ABOUT THIS TASK:
Would you please copy each line below that includes the string "description"?

Source records
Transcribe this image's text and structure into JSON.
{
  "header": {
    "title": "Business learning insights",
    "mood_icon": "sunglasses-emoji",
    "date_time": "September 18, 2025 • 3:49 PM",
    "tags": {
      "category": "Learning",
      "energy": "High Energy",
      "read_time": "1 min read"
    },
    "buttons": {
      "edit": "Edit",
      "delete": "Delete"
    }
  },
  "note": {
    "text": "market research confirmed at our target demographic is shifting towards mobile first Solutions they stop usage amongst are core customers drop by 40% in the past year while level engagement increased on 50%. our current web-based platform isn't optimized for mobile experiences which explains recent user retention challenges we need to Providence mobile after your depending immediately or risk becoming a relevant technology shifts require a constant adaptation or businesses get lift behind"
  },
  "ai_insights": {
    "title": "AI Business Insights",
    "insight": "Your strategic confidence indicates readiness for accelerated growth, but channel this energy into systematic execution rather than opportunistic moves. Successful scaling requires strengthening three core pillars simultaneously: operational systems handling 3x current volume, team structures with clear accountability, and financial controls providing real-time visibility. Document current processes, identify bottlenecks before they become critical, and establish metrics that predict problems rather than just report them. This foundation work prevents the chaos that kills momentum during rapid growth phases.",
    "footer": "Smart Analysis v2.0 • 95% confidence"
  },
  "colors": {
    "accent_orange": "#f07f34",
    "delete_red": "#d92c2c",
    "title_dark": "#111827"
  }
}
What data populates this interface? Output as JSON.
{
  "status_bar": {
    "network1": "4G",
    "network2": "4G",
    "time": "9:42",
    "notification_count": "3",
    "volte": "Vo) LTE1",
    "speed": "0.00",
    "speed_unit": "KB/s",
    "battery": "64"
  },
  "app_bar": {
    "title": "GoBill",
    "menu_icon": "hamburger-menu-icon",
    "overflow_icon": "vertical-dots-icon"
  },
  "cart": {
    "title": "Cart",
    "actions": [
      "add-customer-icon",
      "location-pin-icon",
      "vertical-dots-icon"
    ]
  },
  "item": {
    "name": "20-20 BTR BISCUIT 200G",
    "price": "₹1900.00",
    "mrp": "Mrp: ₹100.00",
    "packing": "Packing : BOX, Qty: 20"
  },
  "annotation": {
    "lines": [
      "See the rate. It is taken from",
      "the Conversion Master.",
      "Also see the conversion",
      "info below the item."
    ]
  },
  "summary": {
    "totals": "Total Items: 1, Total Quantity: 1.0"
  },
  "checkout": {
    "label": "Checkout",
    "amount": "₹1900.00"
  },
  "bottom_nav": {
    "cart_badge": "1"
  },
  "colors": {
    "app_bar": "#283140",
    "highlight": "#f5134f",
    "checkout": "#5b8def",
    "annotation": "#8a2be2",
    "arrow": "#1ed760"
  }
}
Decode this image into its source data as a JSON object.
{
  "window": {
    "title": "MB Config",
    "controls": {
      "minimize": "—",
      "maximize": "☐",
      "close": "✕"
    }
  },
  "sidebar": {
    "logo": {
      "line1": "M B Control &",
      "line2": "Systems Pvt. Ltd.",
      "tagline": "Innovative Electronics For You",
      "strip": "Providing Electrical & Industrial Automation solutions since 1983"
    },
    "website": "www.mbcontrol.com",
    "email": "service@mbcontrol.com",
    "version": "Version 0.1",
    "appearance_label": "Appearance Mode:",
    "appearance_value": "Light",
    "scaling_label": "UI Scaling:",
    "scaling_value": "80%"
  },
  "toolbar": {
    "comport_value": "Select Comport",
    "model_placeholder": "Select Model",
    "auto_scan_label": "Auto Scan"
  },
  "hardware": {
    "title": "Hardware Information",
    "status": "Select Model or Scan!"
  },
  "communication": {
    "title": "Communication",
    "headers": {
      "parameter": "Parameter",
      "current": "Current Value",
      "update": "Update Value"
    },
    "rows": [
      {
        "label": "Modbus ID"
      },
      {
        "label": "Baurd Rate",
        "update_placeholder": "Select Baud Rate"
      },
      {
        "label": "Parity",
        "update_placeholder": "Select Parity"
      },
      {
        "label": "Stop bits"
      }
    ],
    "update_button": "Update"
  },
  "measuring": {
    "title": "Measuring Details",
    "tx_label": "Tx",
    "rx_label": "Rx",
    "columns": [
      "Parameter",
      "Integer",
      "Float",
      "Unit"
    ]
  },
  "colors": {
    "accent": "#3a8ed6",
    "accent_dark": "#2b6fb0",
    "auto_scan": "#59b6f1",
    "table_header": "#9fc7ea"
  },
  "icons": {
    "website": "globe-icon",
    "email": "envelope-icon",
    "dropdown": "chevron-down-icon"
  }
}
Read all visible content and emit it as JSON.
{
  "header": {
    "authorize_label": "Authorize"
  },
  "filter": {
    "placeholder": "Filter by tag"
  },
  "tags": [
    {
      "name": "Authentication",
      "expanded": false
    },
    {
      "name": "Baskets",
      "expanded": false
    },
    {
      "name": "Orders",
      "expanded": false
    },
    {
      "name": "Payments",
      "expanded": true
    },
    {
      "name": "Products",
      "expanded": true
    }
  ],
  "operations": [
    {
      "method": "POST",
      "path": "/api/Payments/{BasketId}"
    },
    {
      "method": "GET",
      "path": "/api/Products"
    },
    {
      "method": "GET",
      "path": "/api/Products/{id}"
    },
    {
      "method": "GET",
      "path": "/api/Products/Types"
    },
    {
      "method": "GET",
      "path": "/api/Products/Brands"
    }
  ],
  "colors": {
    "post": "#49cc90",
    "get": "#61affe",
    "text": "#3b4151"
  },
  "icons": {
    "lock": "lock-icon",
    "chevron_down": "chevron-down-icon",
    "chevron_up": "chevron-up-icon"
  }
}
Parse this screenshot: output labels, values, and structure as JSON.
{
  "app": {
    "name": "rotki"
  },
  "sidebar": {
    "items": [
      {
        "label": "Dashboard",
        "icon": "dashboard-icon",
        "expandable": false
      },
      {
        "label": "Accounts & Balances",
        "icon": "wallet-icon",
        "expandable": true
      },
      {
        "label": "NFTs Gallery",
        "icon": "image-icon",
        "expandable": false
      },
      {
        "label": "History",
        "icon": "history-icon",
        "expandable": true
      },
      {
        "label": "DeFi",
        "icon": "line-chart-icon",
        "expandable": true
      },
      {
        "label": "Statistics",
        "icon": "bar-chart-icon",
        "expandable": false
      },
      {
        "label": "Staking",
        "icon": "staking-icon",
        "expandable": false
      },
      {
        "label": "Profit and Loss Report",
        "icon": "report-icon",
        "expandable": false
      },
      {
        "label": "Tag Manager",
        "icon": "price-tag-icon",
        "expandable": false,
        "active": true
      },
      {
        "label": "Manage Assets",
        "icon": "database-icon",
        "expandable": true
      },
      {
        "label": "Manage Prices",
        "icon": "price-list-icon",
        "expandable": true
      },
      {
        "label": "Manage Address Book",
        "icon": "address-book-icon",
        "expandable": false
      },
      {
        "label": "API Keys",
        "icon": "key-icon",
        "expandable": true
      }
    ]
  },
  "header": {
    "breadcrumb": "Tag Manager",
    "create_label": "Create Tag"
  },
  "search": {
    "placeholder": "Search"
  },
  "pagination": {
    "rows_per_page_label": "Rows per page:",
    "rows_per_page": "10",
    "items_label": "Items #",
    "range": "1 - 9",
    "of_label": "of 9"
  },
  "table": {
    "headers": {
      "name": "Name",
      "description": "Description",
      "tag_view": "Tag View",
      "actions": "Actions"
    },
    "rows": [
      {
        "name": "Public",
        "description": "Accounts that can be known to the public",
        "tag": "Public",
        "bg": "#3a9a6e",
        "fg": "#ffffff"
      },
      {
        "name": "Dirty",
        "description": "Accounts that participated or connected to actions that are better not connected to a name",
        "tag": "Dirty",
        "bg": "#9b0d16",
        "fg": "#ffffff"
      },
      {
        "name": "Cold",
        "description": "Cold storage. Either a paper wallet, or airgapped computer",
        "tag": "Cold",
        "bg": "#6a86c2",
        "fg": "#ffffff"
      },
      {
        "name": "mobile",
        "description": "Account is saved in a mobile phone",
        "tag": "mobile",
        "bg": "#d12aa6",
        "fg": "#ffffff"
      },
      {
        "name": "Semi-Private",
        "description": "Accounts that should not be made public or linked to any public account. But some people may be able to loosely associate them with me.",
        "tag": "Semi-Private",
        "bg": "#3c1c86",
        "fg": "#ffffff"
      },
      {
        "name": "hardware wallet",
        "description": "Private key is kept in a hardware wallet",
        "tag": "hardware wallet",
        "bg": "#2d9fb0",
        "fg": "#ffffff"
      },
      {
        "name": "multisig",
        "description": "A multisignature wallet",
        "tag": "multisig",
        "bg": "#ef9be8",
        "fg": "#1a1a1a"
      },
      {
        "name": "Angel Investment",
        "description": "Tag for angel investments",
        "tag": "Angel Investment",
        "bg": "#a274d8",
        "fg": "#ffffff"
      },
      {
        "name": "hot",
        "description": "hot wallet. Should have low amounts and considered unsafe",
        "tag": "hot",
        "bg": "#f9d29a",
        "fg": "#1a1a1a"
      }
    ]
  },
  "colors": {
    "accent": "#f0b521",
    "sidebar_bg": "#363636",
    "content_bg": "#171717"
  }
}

EXPECTED OUTPUT:
      "description": "Description",
        "description": "Accounts that can be known to the public",
        "description": "Accounts that participated or connected to actions that are better not connected to a name",
        "description": "Cold storage. Either a paper wallet, or airgapped computer",
        "description": "Account is saved in a mobile phone",
        "description": "Accounts that should not be made public or linked to any public account. But some people may be able to loosely associate them with me.",
        "description": "Private key is kept in a hardware wallet",
        "description": "A multisignature wallet",
        "description": "Tag for angel investments",
        "description": "hot wallet. Should have low amounts and considered unsafe",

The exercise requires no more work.